10 comments:

Anna said...

I see hints of Hannah and hints of Michael..?..and that is one HELL of an overhang of snow you've got there! Do you think we're done??

Hollis Engley said...

Busy boy, Daniel.

Dan Finnegan said...

You guy's are quick, I hadn't even finished my post! Come back and read my pearls of wisdom!

cookingwithgas said...

The birds are great I could see more.
The handiwork on the crock is a nice and I think you should do more.
There is the point of how much and where to go with it.
More might make it feel more natural to you.
That is some dedication to get through the snow.
The unending winter.

jimgottuso said...

pottery binging seems like the way to go... a good way to get through a lot of ideas. love the shot of the ice shelf coming off the roof, reminds me of my childhood.

Dennis Allen said...

Wow that's a lot of snow. It's great that you feel strong enough to hike through all that and spend a day in the studio.

Ron said...

Dan, Money boxes/banks are on my list of things to make this coming week. (Much inspired by Hannah and now you). Will you put a hole in the bottom for a cork/stopper? It seems folks definitely want that feature. I have had two banks w/out corks sitting in the showroom for months, no one will buy because they can't get their money out easily!! Ha. Hannah is dead set against putting the hole in the bottom. Such a traditionalist. Ha.

Michael Kline said...

Wow! 50 inches! sounds like I need to send you my 8 hp Ariens snow blower! Better yet I had better get her tuned up for myself. If trends are to be trusted, seems like we should all count on more snow before April!

I'b better get the snow blower ready for action. (and the generator!)

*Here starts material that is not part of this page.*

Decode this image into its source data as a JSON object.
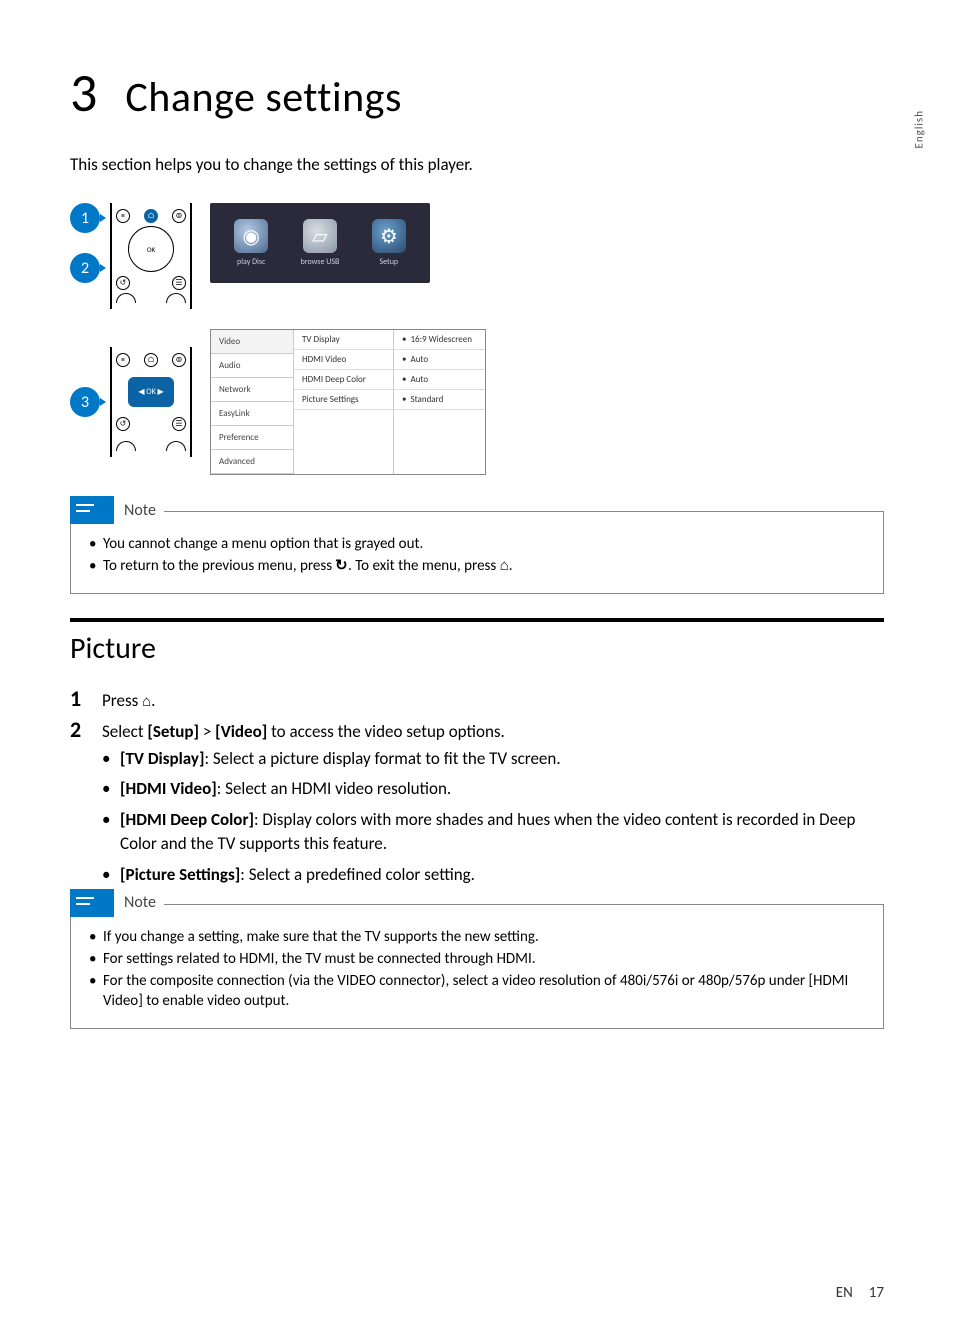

I love the birds and the coin banks, and the brush work. I guess they (banks) are fair game to try myself, no? The potter's challenge!

Incognito said...

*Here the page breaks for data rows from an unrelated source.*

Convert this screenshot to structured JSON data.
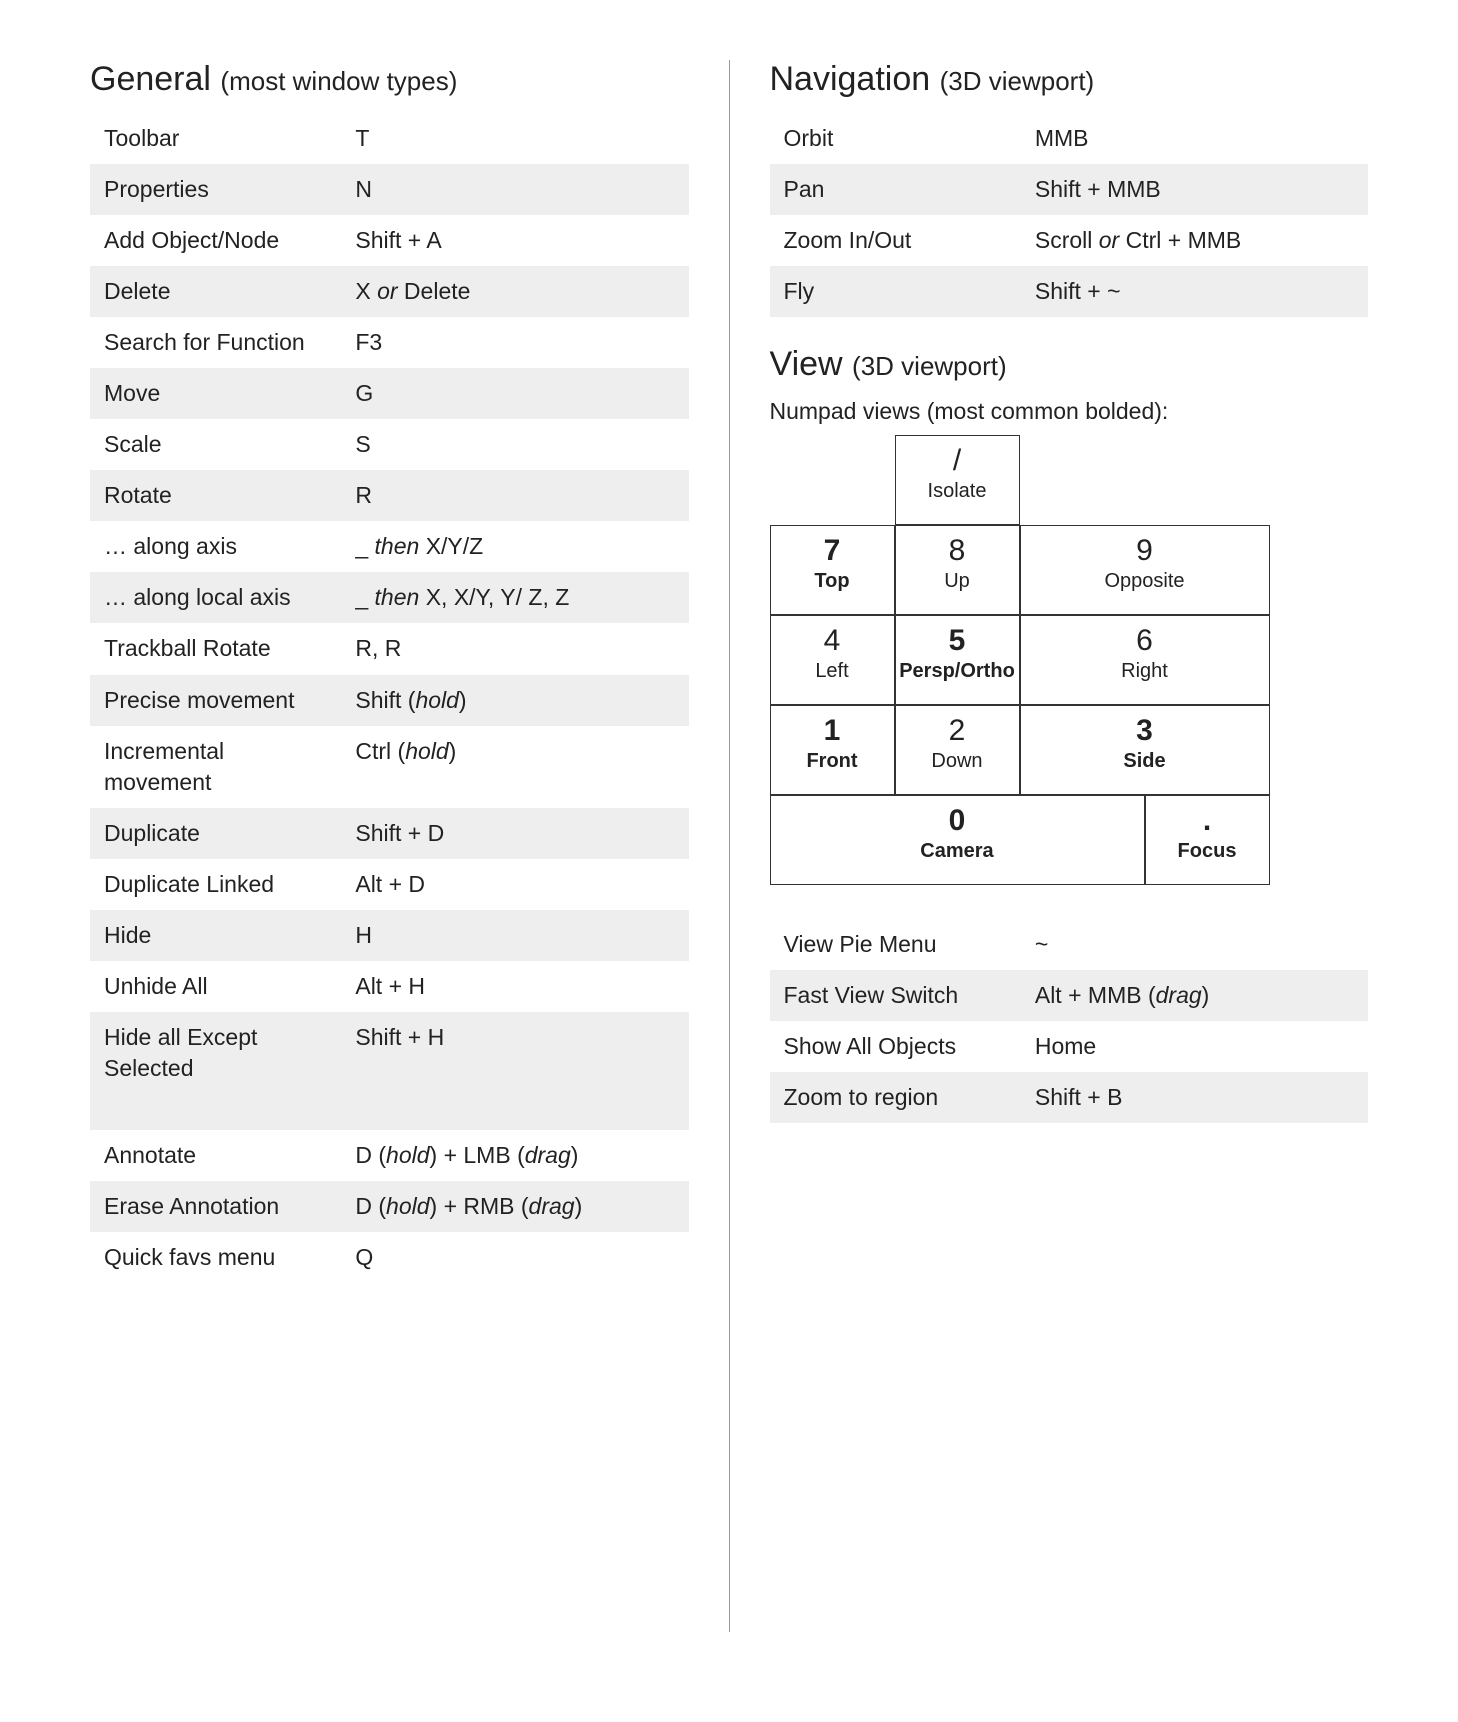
{
  "left": {
    "heading_main": "General",
    "heading_sub": "(most window types)",
    "rows": [
      {
        "label": "Toolbar",
        "key_html": "T"
      },
      {
        "label": "Properties",
        "key_html": "N"
      },
      {
        "label": "Add Object/Node",
        "key_html": "Shift + A"
      },
      {
        "label": "Delete",
        "key_html": "X <em class='it'>or</em> Delete"
      },
      {
        "label": "Search for Function",
        "key_html": "F3"
      },
      {
        "label": "Move",
        "key_html": "G"
      },
      {
        "label": "Scale",
        "key_html": "S"
      },
      {
        "label": "Rotate",
        "key_html": "R"
      },
      {
        "label": "… along axis",
        "key_html": "_ <em class='it'>then</em> X/Y/Z"
      },
      {
        "label": "… along local axis",
        "key_html": "_ <em class='it'>then</em> X, X/Y, Y/ Z, Z"
      },
      {
        "label": "Trackball Rotate",
        "key_html": "R, R"
      },
      {
        "label": "Precise movement",
        "key_html": "Shift (<em class='it'>hold</em>)"
      },
      {
        "label": "Incremental movement",
        "key_html": "Ctrl (<em class='it'>hold</em>)"
      },
      {
        "label": "Duplicate",
        "key_html": "Shift + D"
      },
      {
        "label": "Duplicate Linked",
        "key_html": "Alt + D"
      },
      {
        "label": "Hide",
        "key_html": "H"
      },
      {
        "label": "Unhide All",
        "key_html": "Alt + H"
      },
      {
        "label": "Hide all Except Selected",
        "key_html": "Shift + H",
        "extra_gap": true
      },
      {
        "label": "Annotate",
        "key_html": "D (<em class='it'>hold</em>) + LMB (<em class='it'>drag</em>)"
      },
      {
        "label": "Erase Annotation",
        "key_html": "D (<em class='it'>hold</em>) + RMB (<em class='it'>drag</em>)"
      },
      {
        "label": "Quick favs menu",
        "key_html": "Q"
      }
    ]
  },
  "right": {
    "nav": {
      "heading_main": "Navigation",
      "heading_sub": "(3D viewport)",
      "rows": [
        {
          "label": "Orbit",
          "key_html": "MMB"
        },
        {
          "label": "Pan",
          "key_html": "Shift + MMB"
        },
        {
          "label": "Zoom In/Out",
          "key_html": "Scroll <em class='it'>or</em> Ctrl + MMB"
        },
        {
          "label": "Fly",
          "key_html": "Shift + ~"
        }
      ]
    },
    "view": {
      "heading_main": "View",
      "heading_sub": "(3D viewport)",
      "caption": "Numpad views (most common bolded):",
      "numpad": {
        "top": {
          "key": "/",
          "label": "Isolate",
          "bold": false
        },
        "r1": [
          {
            "key": "7",
            "label": "Top",
            "bold": true
          },
          {
            "key": "8",
            "label": "Up",
            "bold": false
          },
          {
            "key": "9",
            "label": "Opposite",
            "bold": false
          }
        ],
        "r2": [
          {
            "key": "4",
            "label": "Left",
            "bold": false
          },
          {
            "key": "5",
            "label": "Persp/Ortho",
            "bold": true
          },
          {
            "key": "6",
            "label": "Right",
            "bold": false
          }
        ],
        "r3": [
          {
            "key": "1",
            "label": "Front",
            "bold": true
          },
          {
            "key": "2",
            "label": "Down",
            "bold": false
          },
          {
            "key": "3",
            "label": "Side",
            "bold": true
          }
        ],
        "bottom_left": {
          "key": "0",
          "label": "Camera",
          "bold": true
        },
        "bottom_right": {
          "key": ".",
          "label": "Focus",
          "bold": true
        }
      },
      "rows": [
        {
          "label": "View Pie Menu",
          "key_html": "~"
        },
        {
          "label": "Fast View Switch",
          "key_html": "Alt + MMB (<em class='it'>drag</em>)"
        },
        {
          "label": "Show All Objects",
          "key_html": "Home"
        },
        {
          "label": "Zoom to region",
          "key_html": "Shift + B"
        }
      ]
    }
  }
}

The first photo of your pot with your brush strokes is poetic; it moves when I look at it and I like the feminine circular motion of the vines. Lovely.

Hannah said...

I can here you you know Ron!